== Exercise material ==
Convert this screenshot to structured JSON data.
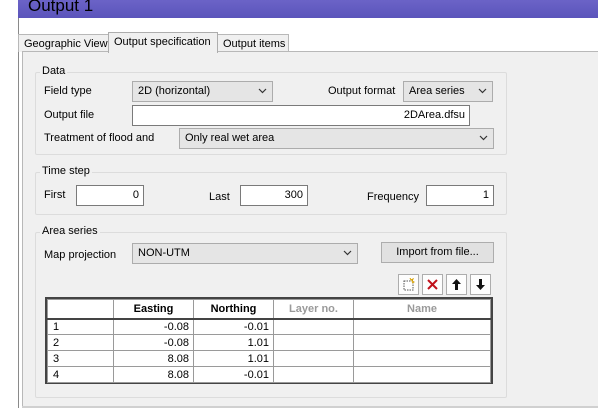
{
  "window": {
    "title": "Output 1"
  },
  "tabs": [
    {
      "label": "Geographic View"
    },
    {
      "label": "Output specification"
    },
    {
      "label": "Output items"
    }
  ],
  "data_group": {
    "title": "Data",
    "field_type_label": "Field type",
    "field_type_value": "2D (horizontal)",
    "output_format_label": "Output format",
    "output_format_value": "Area series",
    "output_file_label": "Output file",
    "output_file_value": "2DArea.dfsu",
    "treatment_label": "Treatment of flood and",
    "treatment_value": "Only real wet area"
  },
  "time_step": {
    "title": "Time step",
    "first_label": "First",
    "first_value": "0",
    "last_label": "Last",
    "last_value": "300",
    "frequency_label": "Frequency",
    "frequency_value": "1"
  },
  "area_series": {
    "title": "Area series",
    "map_projection_label": "Map projection",
    "map_projection_value": "NON-UTM",
    "import_button": "Import from file...",
    "toolbar_icons": [
      "new-row-icon",
      "delete-icon",
      "move-up-icon",
      "move-down-icon"
    ],
    "columns": [
      "",
      "Easting",
      "Northing",
      "Layer no.",
      "Name"
    ],
    "rows": [
      {
        "index": "1",
        "easting": "-0.08",
        "northing": "-0.01",
        "layer": "",
        "name": ""
      },
      {
        "index": "2",
        "easting": "-0.08",
        "northing": "1.01",
        "layer": "",
        "name": ""
      },
      {
        "index": "3",
        "easting": "8.08",
        "northing": "1.01",
        "layer": "",
        "name": ""
      },
      {
        "index": "4",
        "easting": "8.08",
        "northing": "-0.01",
        "layer": "",
        "name": ""
      }
    ]
  },
  "colors": {
    "titlebar": "#5b54bb",
    "panel": "#f0f0f0",
    "delete_red": "#c0101a"
  }
}
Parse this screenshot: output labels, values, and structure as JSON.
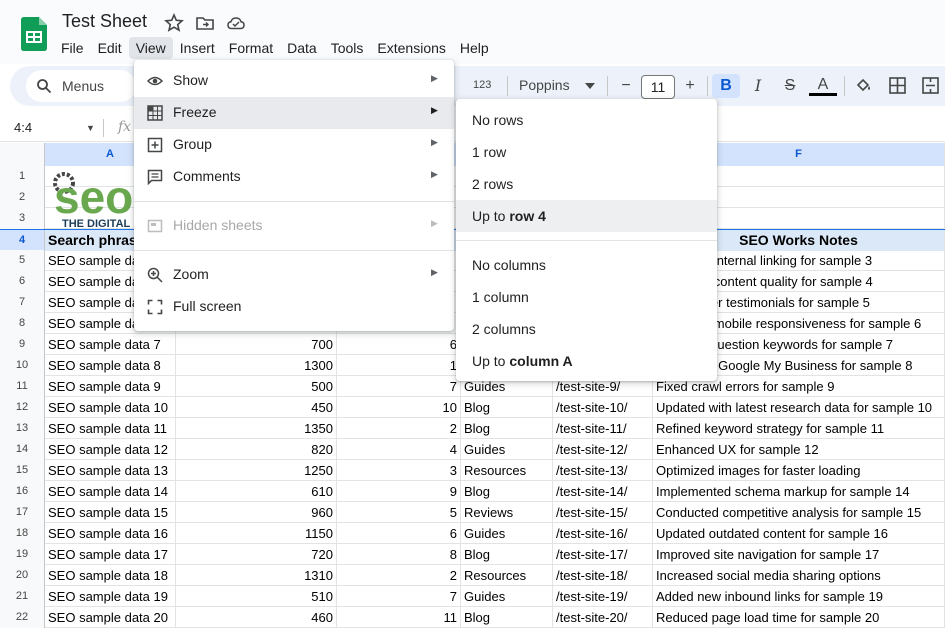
{
  "app": {
    "title": "Test Sheet",
    "menus": [
      "File",
      "Edit",
      "View",
      "Insert",
      "Format",
      "Data",
      "Tools",
      "Extensions",
      "Help"
    ],
    "active_menu": "View"
  },
  "toolbar": {
    "search_label": "Menus",
    "number_format": "123",
    "font": "Poppins",
    "font_size": "11",
    "minus": "−",
    "plus": "+",
    "bold": "B",
    "italic": "I",
    "strike": "S",
    "text_color": "A"
  },
  "formula_bar": {
    "name_box": "4:4",
    "fx": "fx"
  },
  "columns": [
    "A",
    "",
    "",
    "",
    "",
    "F"
  ],
  "rows": [
    {
      "n": "1",
      "cells": [
        "",
        "",
        "",
        "",
        "",
        ""
      ]
    },
    {
      "n": "2",
      "cells": [
        "",
        "",
        "",
        "",
        "",
        ""
      ]
    },
    {
      "n": "3",
      "cells": [
        "",
        "",
        "",
        "",
        "",
        ""
      ]
    },
    {
      "n": "4",
      "cells": [
        "Search phrase",
        "",
        "",
        "",
        "",
        "SEO Works Notes"
      ]
    },
    {
      "n": "5",
      "cells": [
        "SEO sample data 3",
        "",
        "",
        "",
        "",
        "Improved internal linking for sample 3"
      ]
    },
    {
      "n": "6",
      "cells": [
        "SEO sample data 4",
        "",
        "",
        "",
        "",
        "Improved content quality for sample 4"
      ]
    },
    {
      "n": "7",
      "cells": [
        "SEO sample data 5",
        "",
        "",
        "",
        "",
        "Added user testimonials for sample 5"
      ]
    },
    {
      "n": "8",
      "cells": [
        "SEO sample data 6",
        "",
        "",
        "",
        "",
        "Improved mobile responsiveness for sample 6"
      ]
    },
    {
      "n": "9",
      "cells": [
        "SEO sample data 7",
        "700",
        "6",
        "",
        "",
        "Targeted question keywords for sample 7"
      ]
    },
    {
      "n": "10",
      "cells": [
        "SEO sample data 8",
        "1300",
        "1",
        "",
        "",
        "Optimized Google My Business for sample 8"
      ]
    },
    {
      "n": "11",
      "cells": [
        "SEO sample data 9",
        "500",
        "7",
        "Guides",
        "/test-site-9/",
        "Fixed crawl errors for sample 9"
      ]
    },
    {
      "n": "12",
      "cells": [
        "SEO sample data 10",
        "450",
        "10",
        "Blog",
        "/test-site-10/",
        "Updated with latest research data for sample 10"
      ]
    },
    {
      "n": "13",
      "cells": [
        "SEO sample data 11",
        "1350",
        "2",
        "Blog",
        "/test-site-11/",
        "Refined keyword strategy for sample 11"
      ]
    },
    {
      "n": "14",
      "cells": [
        "SEO sample data 12",
        "820",
        "4",
        "Guides",
        "/test-site-12/",
        "Enhanced UX for sample 12"
      ]
    },
    {
      "n": "15",
      "cells": [
        "SEO sample data 13",
        "1250",
        "3",
        "Resources",
        "/test-site-13/",
        "Optimized images for faster loading"
      ]
    },
    {
      "n": "16",
      "cells": [
        "SEO sample data 14",
        "610",
        "9",
        "Blog",
        "/test-site-14/",
        "Implemented schema markup for sample 14"
      ]
    },
    {
      "n": "17",
      "cells": [
        "SEO sample data 15",
        "960",
        "5",
        "Reviews",
        "/test-site-15/",
        "Conducted competitive analysis for sample 15"
      ]
    },
    {
      "n": "18",
      "cells": [
        "SEO sample data 16",
        "1150",
        "6",
        "Guides",
        "/test-site-16/",
        "Updated outdated content for sample 16"
      ]
    },
    {
      "n": "19",
      "cells": [
        "SEO sample data 17",
        "720",
        "8",
        "Blog",
        "/test-site-17/",
        "Improved site navigation for sample 17"
      ]
    },
    {
      "n": "20",
      "cells": [
        "SEO sample data 18",
        "1310",
        "2",
        "Resources",
        "/test-site-18/",
        "Increased social media sharing options"
      ]
    },
    {
      "n": "21",
      "cells": [
        "SEO sample data 19",
        "510",
        "7",
        "Guides",
        "/test-site-19/",
        "Added new inbound links for sample 19"
      ]
    },
    {
      "n": "22",
      "cells": [
        "SEO sample data 20",
        "460",
        "11",
        "Blog",
        "/test-site-20/",
        "Reduced page load time for sample 20"
      ]
    }
  ],
  "logo": {
    "text": "seo",
    "tagline": "THE DIGITAL"
  },
  "view_menu": {
    "items": [
      {
        "label": "Show",
        "icon": "eye-icon",
        "submenu": true
      },
      {
        "label": "Freeze",
        "icon": "freeze-icon",
        "submenu": true
      },
      {
        "label": "Group",
        "icon": "group-icon",
        "submenu": true
      },
      {
        "label": "Comments",
        "icon": "comment-icon",
        "submenu": true
      },
      {
        "label": "Hidden sheets",
        "icon": "hidden-sheets-icon",
        "submenu": true,
        "disabled": true
      },
      {
        "label": "Zoom",
        "icon": "zoom-icon",
        "submenu": true
      },
      {
        "label": "Full screen",
        "icon": "fullscreen-icon",
        "submenu": false
      }
    ]
  },
  "freeze_menu": {
    "no_rows": "No rows",
    "one_row": "1 row",
    "two_rows": "2 rows",
    "up_to_prefix": "Up to ",
    "up_to_row": "row 4",
    "no_columns": "No columns",
    "one_column": "1 column",
    "two_columns": "2 columns",
    "up_to_col": "column A"
  },
  "colors": {
    "accent": "#0b57d0",
    "header_fill": "#dbe8f7",
    "sheets_green": "#0f9d58",
    "logo_green": "#6aa84f"
  }
}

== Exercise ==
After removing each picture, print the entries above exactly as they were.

== Task result ==
Convert this screenshot to structured JSON data.
{
  "window": {
    "title": "Output 1"
  },
  "tabs": [
    {
      "label": "Geographic View"
    },
    {
      "label": "Output specification"
    },
    {
      "label": "Output items"
    }
  ],
  "data_group": {
    "title": "Data",
    "field_type_label": "Field type",
    "field_type_value": "2D (horizontal)",
    "output_format_label": "Output format",
    "output_format_value": "Area series",
    "output_file_label": "Output file",
    "output_file_value": "2DArea.dfsu",
    "treatment_label": "Treatment of flood and",
    "treatment_value": "Only real wet area"
  },
  "time_step": {
    "title": "Time step",
    "first_label": "First",
    "first_value": "0",
    "last_label": "Last",
    "last_value": "300",
    "frequency_label": "Frequency",
    "frequency_value": "1"
  },
  "area_series": {
    "title": "Area series",
    "map_projection_label": "Map projection",
    "map_projection_value": "NON-UTM",
    "import_button": "Import from file...",
    "toolbar_icons": [
      "new-row-icon",
      "delete-icon",
      "move-up-icon",
      "move-down-icon"
    ],
    "columns": [
      "",
      "Easting",
      "Northing",
      "Layer no.",
      "Name"
    ],
    "rows": [
      {
        "index": "1",
        "easting": "-0.08",
        "northing": "-0.01",
        "layer": "",
        "name": ""
      },
      {
        "index": "2",
        "easting": "-0.08",
        "northing": "1.01",
        "layer": "",
        "name": ""
      },
      {
        "index": "3",
        "easting": "8.08",
        "northing": "1.01",
        "layer": "",
        "name": ""
      },
      {
        "index": "4",
        "easting": "8.08",
        "northing": "-0.01",
        "layer": "",
        "name": ""
      }
    ]
  },
  "colors": {
    "titlebar": "#5b54bb",
    "panel": "#f0f0f0",
    "delete_red": "#c0101a"
  }
}
Parse this screenshot: output labels, values, and structure as JSON.
{
  "app": {
    "title": "Test Sheet",
    "menus": [
      "File",
      "Edit",
      "View",
      "Insert",
      "Format",
      "Data",
      "Tools",
      "Extensions",
      "Help"
    ],
    "active_menu": "View"
  },
  "toolbar": {
    "search_label": "Menus",
    "number_format": "123",
    "font": "Poppins",
    "font_size": "11",
    "minus": "−",
    "plus": "+",
    "bold": "B",
    "italic": "I",
    "strike": "S",
    "text_color": "A"
  },
  "formula_bar": {
    "name_box": "4:4",
    "fx": "fx"
  },
  "columns": [
    "A",
    "",
    "",
    "",
    "",
    "F"
  ],
  "rows": [
    {
      "n": "1",
      "cells": [
        "",
        "",
        "",
        "",
        "",
        ""
      ]
    },
    {
      "n": "2",
      "cells": [
        "",
        "",
        "",
        "",
        "",
        ""
      ]
    },
    {
      "n": "3",
      "cells": [
        "",
        "",
        "",
        "",
        "",
        ""
      ]
    },
    {
      "n": "4",
      "cells": [
        "Search phrase",
        "",
        "",
        "",
        "",
        "SEO Works Notes"
      ]
    },
    {
      "n": "5",
      "cells": [
        "SEO sample data 3",
        "",
        "",
        "",
        "",
        "Improved internal linking for sample 3"
      ]
    },
    {
      "n": "6",
      "cells": [
        "SEO sample data 4",
        "",
        "",
        "",
        "",
        "Improved content quality for sample 4"
      ]
    },
    {
      "n": "7",
      "cells": [
        "SEO sample data 5",
        "",
        "",
        "",
        "",
        "Added user testimonials for sample 5"
      ]
    },
    {
      "n": "8",
      "cells": [
        "SEO sample data 6",
        "",
        "",
        "",
        "",
        "Improved mobile responsiveness for sample 6"
      ]
    },
    {
      "n": "9",
      "cells": [
        "SEO sample data 7",
        "700",
        "6",
        "",
        "",
        "Targeted question keywords for sample 7"
      ]
    },
    {
      "n": "10",
      "cells": [
        "SEO sample data 8",
        "1300",
        "1",
        "",
        "",
        "Optimized Google My Business for sample 8"
      ]
    },
    {
      "n": "11",
      "cells": [
        "SEO sample data 9",
        "500",
        "7",
        "Guides",
        "/test-site-9/",
        "Fixed crawl errors for sample 9"
      ]
    },
    {
      "n": "12",
      "cells": [
        "SEO sample data 10",
        "450",
        "10",
        "Blog",
        "/test-site-10/",
        "Updated with latest research data for sample 10"
      ]
    },
    {
      "n": "13",
      "cells": [
        "SEO sample data 11",
        "1350",
        "2",
        "Blog",
        "/test-site-11/",
        "Refined keyword strategy for sample 11"
      ]
    },
    {
      "n": "14",
      "cells": [
        "SEO sample data 12",
        "820",
        "4",
        "Guides",
        "/test-site-12/",
        "Enhanced UX for sample 12"
      ]
    },
    {
      "n": "15",
      "cells": [
        "SEO sample data 13",
        "1250",
        "3",
        "Resources",
        "/test-site-13/",
        "Optimized images for faster loading"
      ]
    },
    {
      "n": "16",
      "cells": [
        "SEO sample data 14",
        "610",
        "9",
        "Blog",
        "/test-site-14/",
        "Implemented schema markup for sample 14"
      ]
    },
    {
      "n": "17",
      "cells": [
        "SEO sample data 15",
        "960",
        "5",
        "Reviews",
        "/test-site-15/",
        "Conducted competitive analysis for sample 15"
      ]
    },
    {
      "n": "18",
      "cells": [
        "SEO sample data 16",
        "1150",
        "6",
        "Guides",
        "/test-site-16/",
        "Updated outdated content for sample 16"
      ]
    },
    {
      "n": "19",
      "cells": [
        "SEO sample data 17",
        "720",
        "8",
        "Blog",
        "/test-site-17/",
        "Improved site navigation for sample 17"
      ]
    },
    {
      "n": "20",
      "cells": [
        "SEO sample data 18",
        "1310",
        "2",
        "Resources",
        "/test-site-18/",
        "Increased social media sharing options"
      ]
    },
    {
      "n": "21",
      "cells": [
        "SEO sample data 19",
        "510",
        "7",
        "Guides",
        "/test-site-19/",
        "Added new inbound links for sample 19"
      ]
    },
    {
      "n": "22",
      "cells": [
        "SEO sample data 20",
        "460",
        "11",
        "Blog",
        "/test-site-20/",
        "Reduced page load time for sample 20"
      ]
    }
  ],
  "logo": {
    "text": "seo",
    "tagline": "THE DIGITAL"
  },
  "view_menu": {
    "items": [
      {
        "label": "Show",
        "icon": "eye-icon",
        "submenu": true
      },
      {
        "label": "Freeze",
        "icon": "freeze-icon",
        "submenu": true
      },
      {
        "label": "Group",
        "icon": "group-icon",
        "submenu": true
      },
      {
        "label": "Comments",
        "icon": "comment-icon",
        "submenu": true
      },
      {
        "label": "Hidden sheets",
        "icon": "hidden-sheets-icon",
        "submenu": true,
        "disabled": true
      },
      {
        "label": "Zoom",
        "icon": "zoom-icon",
        "submenu": true
      },
      {
        "label": "Full screen",
        "icon": "fullscreen-icon",
        "submenu": false
      }
    ]
  },
  "freeze_menu": {
    "no_rows": "No rows",
    "one_row": "1 row",
    "two_rows": "2 rows",
    "up_to_prefix": "Up to ",
    "up_to_row": "row 4",
    "no_columns": "No columns",
    "one_column": "1 column",
    "two_columns": "2 columns",
    "up_to_col": "column A"
  },
  "colors": {
    "accent": "#0b57d0",
    "header_fill": "#dbe8f7",
    "sheets_green": "#0f9d58",
    "logo_green": "#6aa84f"
  }
}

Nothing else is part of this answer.